On that last point, officials here had a strong incentive in the early days of the parliament to communicate urgency of deadlines to ministers and that decisions would have to be made sooner rather than later. Several of the issues in my petition were actually discussed as possible policy options in the first session of parliament (some raised by me and others), but ministers would have been reminded that time was short that such issues were for later dates if they were to be discussed at all. This enabled officials to keep control of the process.

Officials have and will resist the appointment of an Expert Group along the lines suggested in the petition, not just because it means they might lose control and responsibility here but because such a task force or Expert Group would surely expose the systemic and sustained incompetence of the advice they and their predecessors have been giving ministers down the years. - which is why I am asking for the Expert Group to be set up by the parliament and not Government officials at Victoria Quay, which would be the default if it was given over to Government to consider.

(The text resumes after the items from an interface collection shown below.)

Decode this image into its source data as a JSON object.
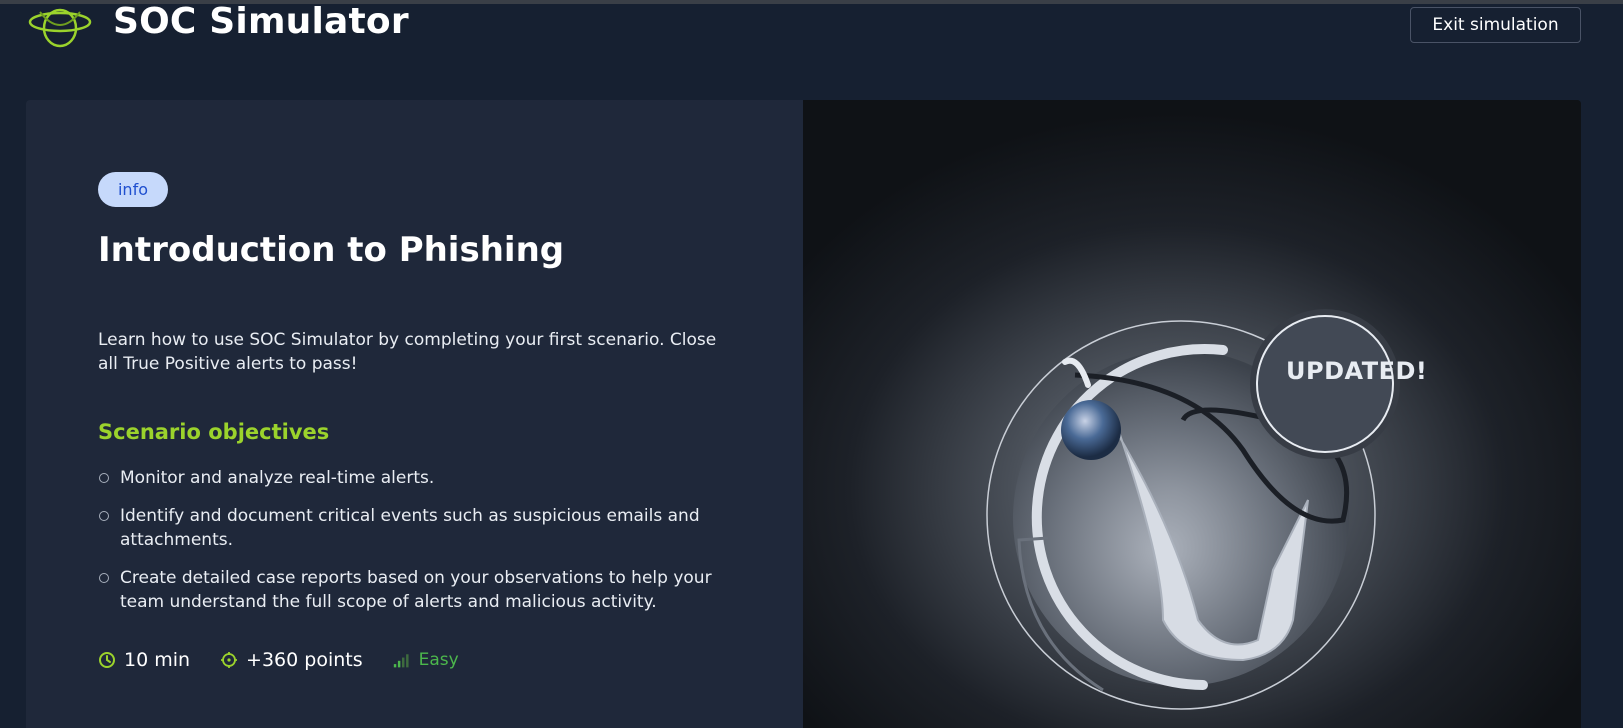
{
  "header": {
    "app_title": "SOC Simulator",
    "exit_label": "Exit simulation"
  },
  "scenario": {
    "badge": "info",
    "title": "Introduction to Phishing",
    "description": "Learn how to use SOC Simulator by completing your first scenario. Close all True Positive alerts to pass!",
    "objectives_heading": "Scenario objectives",
    "objectives": [
      "Monitor and analyze real-time alerts.",
      "Identify and document critical events such as suspicious emails and attachments.",
      "Create detailed case reports based on your observations to help your team understand the full scope of alerts and malicious activity."
    ],
    "duration": "10 min",
    "points": "+360 points",
    "difficulty": "Easy"
  },
  "hero": {
    "updated_label": "UPDATED!"
  },
  "icons": {
    "logo": "soc-simulator-logo",
    "clock": "clock-icon",
    "target": "crosshair-icon",
    "difficulty": "signal-bars-icon"
  },
  "colors": {
    "accent_green": "#9bd32c",
    "easy_green": "#4cb74c",
    "badge_bg": "#c6d9fb",
    "badge_text": "#1f4fcf"
  }
}
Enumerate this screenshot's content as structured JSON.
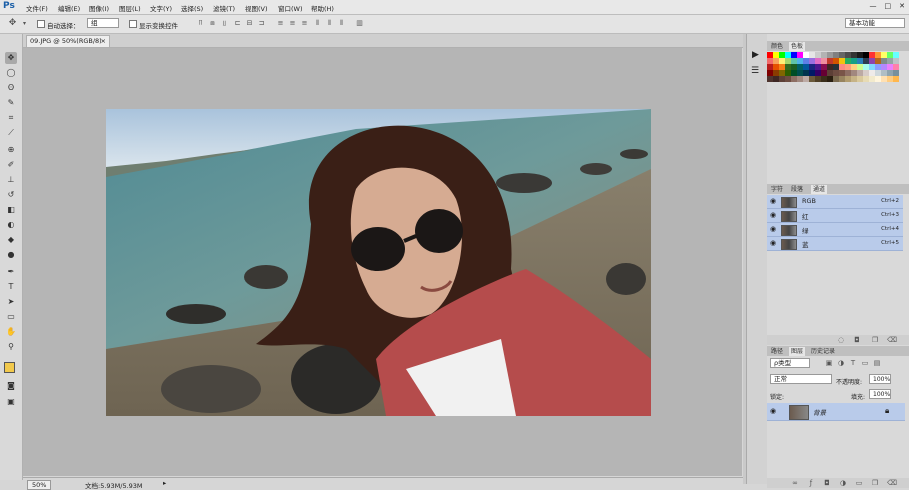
{
  "app": {
    "logo": "Ps"
  },
  "menu": [
    "文件(F)",
    "编辑(E)",
    "图像(I)",
    "图层(L)",
    "文字(Y)",
    "选择(S)",
    "滤镜(T)",
    "视图(V)",
    "窗口(W)",
    "帮助(H)"
  ],
  "window_controls": [
    "—",
    "□",
    "✕"
  ],
  "options": {
    "auto_select_label": "自动选择：",
    "auto_select_value": "组",
    "show_transform_label": "显示变换控件",
    "workspace": "基本功能"
  },
  "document": {
    "tab_title": "09.JPG @ 50%(RGB/8)",
    "close": "×"
  },
  "status": {
    "zoom": "50%",
    "doc_info": "文档:5.93M/5.93M"
  },
  "panels": {
    "color_tabs": [
      "颜色",
      "色板"
    ],
    "channel_tabs": [
      "字符",
      "段落",
      "通道"
    ],
    "channels": [
      {
        "name": "RGB",
        "shortcut": "Ctrl+2"
      },
      {
        "name": "红",
        "shortcut": "Ctrl+3"
      },
      {
        "name": "绿",
        "shortcut": "Ctrl+4"
      },
      {
        "name": "蓝",
        "shortcut": "Ctrl+5"
      }
    ],
    "layer_tabs": [
      "路径",
      "图层",
      "历史记录"
    ],
    "layer_filter": "ρ类型",
    "blend_mode": "正常",
    "opacity_label": "不透明度:",
    "opacity_value": "100%",
    "fill_label": "填充:",
    "fill_value": "100%",
    "lock_label": "锁定:",
    "layer_name": "背景"
  },
  "icons": {
    "eye": "eye-icon",
    "lock": "lock-icon"
  }
}
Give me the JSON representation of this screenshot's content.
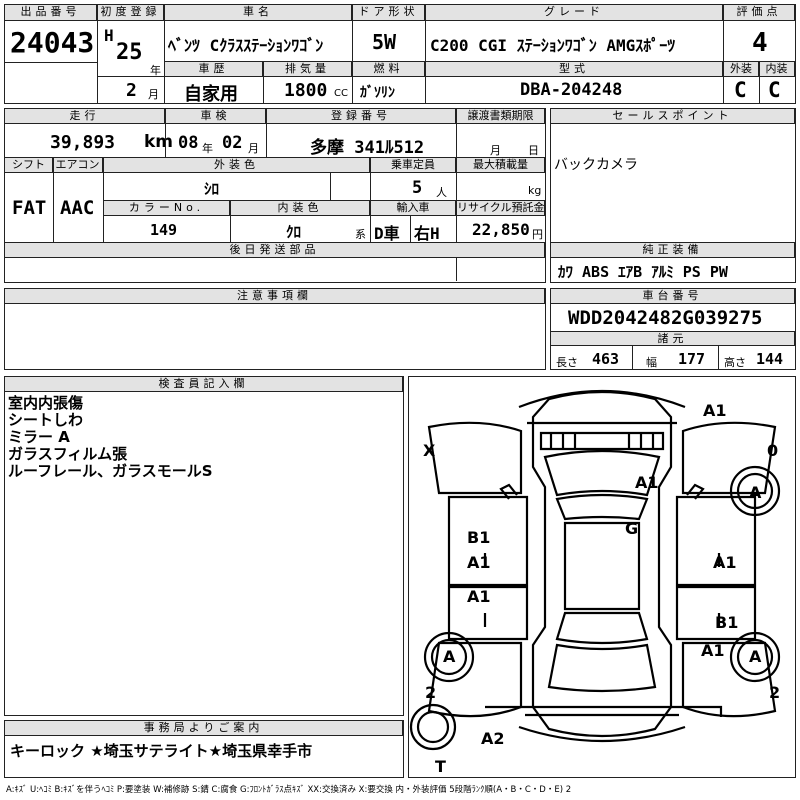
{
  "header": {
    "lot_label": "出品番号",
    "lot": "24043",
    "reg_label": "初度登録",
    "era": "H",
    "year": "25",
    "year_unit": "年",
    "month": "2",
    "month_unit": "月",
    "car_label": "車名",
    "car_name": "ﾍﾞﾝﾂ Cｸﾗｽｽﾃｰｼｮﾝﾜｺﾞﾝ",
    "door_label": "ドア形状",
    "door": "5W",
    "grade_label": "グレード",
    "grade": "C200 CGI ｽﾃｰｼｮﾝﾜｺﾞﾝ AMGｽﾎﾟｰﾂ",
    "score_label": "評価点",
    "score": "4",
    "history_label": "車歴",
    "history": "自家用",
    "disp_label": "排気量",
    "disp": "1800",
    "disp_unit": "CC",
    "fuel_label": "燃料",
    "fuel": "ｶﾞｿﾘﾝ",
    "model_label": "型式",
    "model": "DBA-204248",
    "ext_label": "外装",
    "ext": "C",
    "int_label": "内装",
    "int": "C"
  },
  "info": {
    "mileage_label": "走行",
    "mileage": "39,893",
    "mileage_unit": "km",
    "inspect_label": "車検",
    "inspect_y": "08",
    "inspect_y_unit": "年",
    "inspect_m": "02",
    "inspect_m_unit": "月",
    "plate_label": "登録番号",
    "plate": "多摩 341ﾙ512",
    "transfer_label": "譲渡書類期限",
    "transfer_m_unit": "月",
    "transfer_d_unit": "日",
    "shift_label": "シフト",
    "shift": "FAT",
    "ac_label": "エアコン",
    "ac": "AAC",
    "ext_color_label": "外装色",
    "ext_color": "ｼﾛ",
    "capacity_label": "乗車定員",
    "capacity": "5",
    "capacity_unit": "人",
    "load_label": "最大積載量",
    "load_unit": "kg",
    "color_no_label": "カラーNo.",
    "color_no": "149",
    "int_color_label": "内装色",
    "int_color": "ｸﾛ",
    "int_color_unit": "系",
    "import_label": "輸入車",
    "import": "D車",
    "handle": "右H",
    "recycle_label": "リサイクル預託金",
    "recycle": "22,850",
    "recycle_unit": "円",
    "later_label": "後日発送部品"
  },
  "sales": {
    "label": "セールスポイント",
    "text": "バックカメラ"
  },
  "equipment": {
    "label": "純正装備",
    "text": "ｶﾜ ABS ｴｱB ｱﾙﾐ PS PW"
  },
  "caution": {
    "label": "注意事項欄"
  },
  "chassis": {
    "label": "車台番号",
    "vin": "WDD2042482G039275",
    "spec_label": "諸元",
    "length_label": "長さ",
    "length": "463",
    "width_label": "幅",
    "width": "177",
    "height_label": "高さ",
    "height": "144"
  },
  "inspector": {
    "label": "検査員記入欄",
    "lines": [
      "室内内張傷",
      "シートしわ",
      "ミラー A",
      "ガラスフィルム張",
      "ルーフレール、ガラスモールS"
    ]
  },
  "office": {
    "label": "事務局よりご案内",
    "text": "キーロック ★埼玉サテライト★埼玉県幸手市"
  },
  "diagram": {
    "marks": {
      "top_right": "A1",
      "hood": "A1",
      "roof": "G",
      "left_b1": "B1",
      "left_a1": "A1",
      "left_a1_2": "A1",
      "right_a1": "A1",
      "right_b1": "B1",
      "right_a1_2": "A1",
      "wheel_fr": "A",
      "wheel_fl": "A",
      "wheel_rl": "A",
      "wheel_rr": "A",
      "rear": "A2",
      "lbl_x": "X",
      "lbl_o": "0",
      "lbl_2l": "2",
      "lbl_2r": "2",
      "lbl_t": "T"
    }
  },
  "legend": "A:ｷｽﾞ U:ﾍｺﾐ B:ｷｽﾞを伴うﾍｺﾐ P:要塗装 W:補修跡 S:錆 C:腐食 G:ﾌﾛﾝﾄｶﾞﾗｽ点ｷｽﾞ XX:交換済み X:要交換 内・外装評価 5段階ﾗﾝｸ順(A・B・C・D・E) 2"
}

If the new parliament wants this degradation to stop, its MSPs should support the petition. It does not guarantee solutions but it does show a possible way of this morass if done properly.

And if this is not done, what will happen? Then there will be another wasted Parliament and Government where the network will continue to degrade and officials at Victoria Quay will continue to consult "stakeholders". Apart from superficial contact for public relation purposes, this does not really mean communities, users or even Calmac (remember the Government was prepared to tell CalMac in 2007 to get their car ferry off the Gourock-Dunoon route if the Government could make a deal with Western Ferries). The evidence is that the policy here is being driven by a few "stakeholders" mostly cherry-pickers with the financial, legal and public relation resources to lobby government directly, or with the help of commissioned lobbyists and consultants.

If you want a footnote to how far this process of degradation has gone there was some excitement on the Clyde a few weeks ago when a vessel "Beluga Faith" docked on the Clyde carrying a fast catamaran "Solundir". It was thought that "Solundir" was destined for the Gourock-Dunoon tender, but it was easy to check that Beluga Faith was in fact headed for Luba in Equatorial Guinea.

Compared to the two vessels currently on the Gourock-Dunoon route, the Solundir is much superior to Ali Cat and much younger than Jupiter.

Good for Equatorial Guinea (if that is indeed where Solundir is headed), but that is what we have been reduced to when the service here may be degraded below levels being set by a developing country, and where the prospects are that the present tender will degrade this even further.

The fact that no-one seems to have noticed this or just takes it for granted just shows how far things have gone What a way to run -actually ruin - a ferry service, and indeed a whole network.

Neil Kay

5th April 2010